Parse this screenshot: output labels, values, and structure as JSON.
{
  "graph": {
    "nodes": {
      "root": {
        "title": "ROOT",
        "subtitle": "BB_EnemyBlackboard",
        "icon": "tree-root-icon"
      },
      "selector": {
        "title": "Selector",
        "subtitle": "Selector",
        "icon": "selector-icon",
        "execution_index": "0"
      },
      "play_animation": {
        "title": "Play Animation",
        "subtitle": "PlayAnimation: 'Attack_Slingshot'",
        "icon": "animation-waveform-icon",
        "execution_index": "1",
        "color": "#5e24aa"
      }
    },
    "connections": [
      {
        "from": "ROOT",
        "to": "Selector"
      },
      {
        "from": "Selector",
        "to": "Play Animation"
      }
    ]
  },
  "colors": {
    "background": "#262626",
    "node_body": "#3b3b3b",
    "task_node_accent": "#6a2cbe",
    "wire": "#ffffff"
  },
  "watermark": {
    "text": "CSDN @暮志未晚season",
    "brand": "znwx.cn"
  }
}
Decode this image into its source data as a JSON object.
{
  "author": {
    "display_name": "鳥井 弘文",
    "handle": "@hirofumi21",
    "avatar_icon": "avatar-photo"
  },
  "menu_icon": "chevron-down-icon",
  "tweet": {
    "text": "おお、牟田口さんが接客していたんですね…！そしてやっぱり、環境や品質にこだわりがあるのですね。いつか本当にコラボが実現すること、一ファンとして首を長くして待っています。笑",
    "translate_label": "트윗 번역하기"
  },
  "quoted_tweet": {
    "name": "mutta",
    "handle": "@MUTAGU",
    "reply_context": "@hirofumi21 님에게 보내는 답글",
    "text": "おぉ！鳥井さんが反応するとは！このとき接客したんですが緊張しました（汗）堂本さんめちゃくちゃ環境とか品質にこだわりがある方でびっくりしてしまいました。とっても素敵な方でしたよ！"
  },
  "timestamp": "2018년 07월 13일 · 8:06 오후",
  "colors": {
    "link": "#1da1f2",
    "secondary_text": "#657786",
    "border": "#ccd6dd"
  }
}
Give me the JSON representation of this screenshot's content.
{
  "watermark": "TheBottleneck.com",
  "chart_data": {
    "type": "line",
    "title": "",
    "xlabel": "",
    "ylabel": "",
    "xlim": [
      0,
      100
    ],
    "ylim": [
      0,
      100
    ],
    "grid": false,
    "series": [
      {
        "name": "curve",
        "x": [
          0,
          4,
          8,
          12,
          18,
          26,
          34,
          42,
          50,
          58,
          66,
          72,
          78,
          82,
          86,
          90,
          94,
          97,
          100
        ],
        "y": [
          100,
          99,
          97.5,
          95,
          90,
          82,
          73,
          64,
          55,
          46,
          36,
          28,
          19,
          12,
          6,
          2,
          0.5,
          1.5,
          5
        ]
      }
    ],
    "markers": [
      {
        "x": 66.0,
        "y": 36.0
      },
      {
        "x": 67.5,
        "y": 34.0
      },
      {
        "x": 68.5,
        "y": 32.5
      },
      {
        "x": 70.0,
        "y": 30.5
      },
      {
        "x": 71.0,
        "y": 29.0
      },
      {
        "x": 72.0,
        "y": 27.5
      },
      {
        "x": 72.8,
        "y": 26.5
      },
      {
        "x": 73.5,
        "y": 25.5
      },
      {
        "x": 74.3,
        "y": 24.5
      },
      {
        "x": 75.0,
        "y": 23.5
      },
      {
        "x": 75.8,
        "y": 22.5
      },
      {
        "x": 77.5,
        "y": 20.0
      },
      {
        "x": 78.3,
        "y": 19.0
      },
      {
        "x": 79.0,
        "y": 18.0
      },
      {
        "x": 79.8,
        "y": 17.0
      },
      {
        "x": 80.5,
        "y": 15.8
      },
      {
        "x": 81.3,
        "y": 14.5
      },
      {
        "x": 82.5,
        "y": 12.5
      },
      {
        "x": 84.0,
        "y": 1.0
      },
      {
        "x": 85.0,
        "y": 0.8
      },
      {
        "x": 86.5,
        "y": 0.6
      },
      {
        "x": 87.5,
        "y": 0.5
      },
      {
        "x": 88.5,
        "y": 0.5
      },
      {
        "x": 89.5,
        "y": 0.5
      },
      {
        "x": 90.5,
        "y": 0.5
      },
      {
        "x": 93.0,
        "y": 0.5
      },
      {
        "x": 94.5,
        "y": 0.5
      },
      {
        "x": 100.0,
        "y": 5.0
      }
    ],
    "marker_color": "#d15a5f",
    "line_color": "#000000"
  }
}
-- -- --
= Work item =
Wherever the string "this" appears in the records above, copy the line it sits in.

= Exercise solution =
Parse this screenshot: output labels, values, and structure as JSON.
Decode this image into its source data as a JSON object.
Give me the JSON representation of this screenshot's content.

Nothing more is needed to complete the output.